[It] is hard because some people have never been able to move on and you’ve got to realise that as well. But for me…whenever I get together with people that [have] the same position as myself, I’m always trying to get them to see forward rather than labelling white teachers. I say “you know they’re all doing a hard job!” So I’m trying to get them to see the bigger picture - that it’s about us helping to move forward.

Not forgetting about what’s happened and where we’ve come from! …But hey let’s move forward because that’s the best thing we can do, show people that we’re getting on with life and surviving or thriving despite where we’ve come from.

My Indigenous kids that I work with, a lot of them don’t have an understanding of the world. They only see their community and their family and that’s it. They don’t have big dreams and aspirations. Some of them want to play footy - but they don’t know what that actually entails. [They have to] leave the family to go and play down south - but that’s where a lot of them get stuck and they can’t handle it. Whereas every time I go away … I’m always showing the kids the world. Like what’s out there, and what they have to do to get to that point. There’s so much more to see than just your community.

A lot of them come in for boarding school and … the pull of family is so strong. It’s the generational cycle - it just goes through the kids and the families. So one of the things I want

to pass on is to shift the generational… I don’t know… it’s like a curse. It’s just [trauma] from the Stolen Generation, it just keeps cycling through, unless there’s that shift. With a lot of people you can’t say it’s Jesus that [causes the] shift because they don’t understand … but something’s got to break and that’s why I just want to be a part of that shift.

Tanya: I think you answered my last question then because I was going to ask what your future hope for the church is … but you’ve said - breaking that generational trauma.

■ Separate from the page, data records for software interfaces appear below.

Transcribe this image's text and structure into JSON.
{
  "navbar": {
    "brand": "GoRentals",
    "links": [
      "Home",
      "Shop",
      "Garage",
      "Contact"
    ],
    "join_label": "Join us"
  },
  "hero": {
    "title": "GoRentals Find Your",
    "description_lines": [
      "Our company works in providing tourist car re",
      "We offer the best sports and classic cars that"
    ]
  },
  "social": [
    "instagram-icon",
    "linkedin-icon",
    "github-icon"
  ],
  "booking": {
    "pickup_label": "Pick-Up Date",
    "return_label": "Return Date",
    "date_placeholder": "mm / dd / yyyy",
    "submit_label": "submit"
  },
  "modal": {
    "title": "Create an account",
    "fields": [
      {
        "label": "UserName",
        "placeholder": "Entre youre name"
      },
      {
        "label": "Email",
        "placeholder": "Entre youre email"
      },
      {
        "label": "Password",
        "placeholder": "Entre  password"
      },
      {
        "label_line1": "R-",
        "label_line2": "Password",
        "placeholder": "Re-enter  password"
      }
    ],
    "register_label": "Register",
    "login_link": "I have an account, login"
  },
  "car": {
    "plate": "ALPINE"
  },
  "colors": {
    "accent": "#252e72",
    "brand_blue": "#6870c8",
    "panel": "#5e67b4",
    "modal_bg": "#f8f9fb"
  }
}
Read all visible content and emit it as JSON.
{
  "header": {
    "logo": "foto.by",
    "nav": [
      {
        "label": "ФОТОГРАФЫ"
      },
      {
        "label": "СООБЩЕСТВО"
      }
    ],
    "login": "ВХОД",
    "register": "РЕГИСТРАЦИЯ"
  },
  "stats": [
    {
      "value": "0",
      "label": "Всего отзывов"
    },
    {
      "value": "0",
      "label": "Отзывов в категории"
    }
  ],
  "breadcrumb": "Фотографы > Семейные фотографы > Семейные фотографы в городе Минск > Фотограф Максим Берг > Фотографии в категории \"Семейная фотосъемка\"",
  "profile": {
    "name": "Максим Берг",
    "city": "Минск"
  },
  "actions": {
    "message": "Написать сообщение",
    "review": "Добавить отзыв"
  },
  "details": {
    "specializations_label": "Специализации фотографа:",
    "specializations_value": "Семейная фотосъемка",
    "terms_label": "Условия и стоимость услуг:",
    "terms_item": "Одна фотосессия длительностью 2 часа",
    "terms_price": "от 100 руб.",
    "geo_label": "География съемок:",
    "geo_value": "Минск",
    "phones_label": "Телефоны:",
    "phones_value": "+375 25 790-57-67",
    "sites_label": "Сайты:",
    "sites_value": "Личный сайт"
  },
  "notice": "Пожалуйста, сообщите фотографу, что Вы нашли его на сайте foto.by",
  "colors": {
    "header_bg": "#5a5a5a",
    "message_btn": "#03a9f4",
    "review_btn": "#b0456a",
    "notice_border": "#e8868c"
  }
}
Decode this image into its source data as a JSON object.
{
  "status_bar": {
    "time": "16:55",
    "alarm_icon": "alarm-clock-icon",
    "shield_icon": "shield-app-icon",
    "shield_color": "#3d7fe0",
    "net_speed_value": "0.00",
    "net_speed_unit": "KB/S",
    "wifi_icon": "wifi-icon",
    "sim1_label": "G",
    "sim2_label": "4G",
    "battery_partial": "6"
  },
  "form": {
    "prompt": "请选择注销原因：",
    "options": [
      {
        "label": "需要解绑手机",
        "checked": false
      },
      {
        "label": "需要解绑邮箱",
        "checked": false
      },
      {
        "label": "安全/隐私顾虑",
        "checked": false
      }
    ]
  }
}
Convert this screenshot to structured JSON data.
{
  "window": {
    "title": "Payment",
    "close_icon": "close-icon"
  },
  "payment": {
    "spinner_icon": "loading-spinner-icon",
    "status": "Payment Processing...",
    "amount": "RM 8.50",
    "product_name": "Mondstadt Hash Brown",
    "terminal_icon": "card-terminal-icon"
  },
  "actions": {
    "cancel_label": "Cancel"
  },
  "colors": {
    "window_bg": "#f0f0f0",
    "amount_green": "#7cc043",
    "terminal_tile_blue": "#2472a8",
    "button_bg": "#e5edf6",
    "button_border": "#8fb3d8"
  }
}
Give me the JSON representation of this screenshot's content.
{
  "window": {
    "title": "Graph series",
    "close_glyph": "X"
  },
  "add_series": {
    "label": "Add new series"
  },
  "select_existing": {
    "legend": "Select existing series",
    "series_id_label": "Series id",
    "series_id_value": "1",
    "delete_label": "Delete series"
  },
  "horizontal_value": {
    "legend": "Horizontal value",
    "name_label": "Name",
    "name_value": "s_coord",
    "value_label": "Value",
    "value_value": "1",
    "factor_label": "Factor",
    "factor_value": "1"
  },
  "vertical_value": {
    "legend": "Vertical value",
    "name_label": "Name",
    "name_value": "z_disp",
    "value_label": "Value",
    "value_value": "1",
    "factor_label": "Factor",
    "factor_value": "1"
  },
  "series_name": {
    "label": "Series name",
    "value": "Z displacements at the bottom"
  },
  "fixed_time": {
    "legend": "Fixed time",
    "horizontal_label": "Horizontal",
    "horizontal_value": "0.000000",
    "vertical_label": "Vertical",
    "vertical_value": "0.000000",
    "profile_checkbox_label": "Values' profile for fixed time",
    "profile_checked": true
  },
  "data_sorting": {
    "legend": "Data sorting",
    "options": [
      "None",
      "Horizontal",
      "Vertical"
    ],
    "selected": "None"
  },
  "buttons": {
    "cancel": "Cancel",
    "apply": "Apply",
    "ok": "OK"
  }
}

Christie: Yeah. That’s always been my goal working with kids. I just want to break that generational cycle. I want them to be the first person in their family [to be] a sports captain leader. Just those little things that they wouldn’t have aspirations for - but they can actually do it. I’ve always just wanted to be part of making a difference in their lives.

Tanya: Thank you so much for talking with us!